Rep. Paul Ryan (R-Wisc.) and his House GOP brethren are throwing a party, and no one is coming – not even the usually reliable folks who prefer to party with tea.
A new McClatchy-Marist poll shows that voters of all stripes were serious last year when they cried, “Hands off my Medicare!” and that even those on far right won’t keep blindly following the conservative Pied Pipers when they decide to play this new “voucher” tune: seven out of ten people identifying themselves as part of the Tea Party movement say they oppose using cuts to Medicare and Medicaid to balance the budget.
Ryan’s plan has been rightly called “a thinly disguised assault on Medicare.” The House GOP knows they have no immediate hope of ending Medicare, but they’re telegraphing their long-term plans to cut all the cords holding up America’s social safety net. That should be a brutal wakeup call for all of us as we get a glimpse of how they would reshape America as a less kind, less gentle nation. They don’t plan to stop at Medicare; Social Security won’t be far behind.
As much as I’d like to believe that opposition to cuts in Medicare and Medicaid is a big Kumbayah moment where we all realize “we’re all in this together,” I know it’s more likely driven by our individual fears about what the Hell will happen to each of us if we get old and can no longer provide for ourselves.

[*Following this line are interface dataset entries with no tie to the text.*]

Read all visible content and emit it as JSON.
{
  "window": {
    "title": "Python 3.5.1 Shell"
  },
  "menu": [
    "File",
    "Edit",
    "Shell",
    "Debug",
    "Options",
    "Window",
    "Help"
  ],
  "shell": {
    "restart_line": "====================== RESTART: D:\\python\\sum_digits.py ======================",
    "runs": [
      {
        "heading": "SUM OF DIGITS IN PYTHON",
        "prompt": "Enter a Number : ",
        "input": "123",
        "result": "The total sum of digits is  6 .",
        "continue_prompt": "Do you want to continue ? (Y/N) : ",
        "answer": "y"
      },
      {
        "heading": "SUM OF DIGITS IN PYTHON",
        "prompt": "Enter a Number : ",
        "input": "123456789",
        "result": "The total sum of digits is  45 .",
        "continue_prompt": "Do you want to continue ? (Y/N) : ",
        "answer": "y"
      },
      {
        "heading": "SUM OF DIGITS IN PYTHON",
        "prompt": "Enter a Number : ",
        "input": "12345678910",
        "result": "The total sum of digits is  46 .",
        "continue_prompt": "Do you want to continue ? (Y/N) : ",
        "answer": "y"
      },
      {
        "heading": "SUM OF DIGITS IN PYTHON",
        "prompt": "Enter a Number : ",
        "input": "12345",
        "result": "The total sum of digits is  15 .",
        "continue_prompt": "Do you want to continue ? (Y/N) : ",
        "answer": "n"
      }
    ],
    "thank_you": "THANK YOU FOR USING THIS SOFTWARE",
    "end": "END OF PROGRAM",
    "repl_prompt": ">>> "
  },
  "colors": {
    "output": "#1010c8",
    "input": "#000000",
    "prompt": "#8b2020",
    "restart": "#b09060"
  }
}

Fear is what drives fringe groups. Fear of people of a different religion or ethnic background. Fear that somebody’s getting something of yours, or that you aren’t getting something that’s rightfully yours. Or in the case of the Birther Movement, the fear of a leader that’s a different color. Most often, fears have an economic root, and politicians are often shameless in exploiting those fears, especially in tough economic times.
But there is one fear that is apparently uniting us all: the fear that we’re all going to get old (knock on wood), we’re all going to get sick, and many of us will not be able to take care of ourselves physically or financially at some time near the end of our lives. That realization is what helped spark the creation of Medicare. Switching to a voucher system will cut the legs out from many seniors – that’s health care rationing of the cruelest sort.
The irony is that Medicare is guaranteed issue, government-run health care – the type of program Ryan and his ilk railed against in last year’s health reform debate. America stands alone in the world with health care twice as expensive as its peers, a much larger uninsured population and worse outcomes. We also are the odd duck out by relying chiefly on a private health insurance system. Coincidence?
We may not all be on the same page there, but the GOP in the House isn’t even in the same book when it comes to Medicare. At least we can all agree that when we are old, sick and poor, we still want our dignity and access to health care. That’s a great place to start.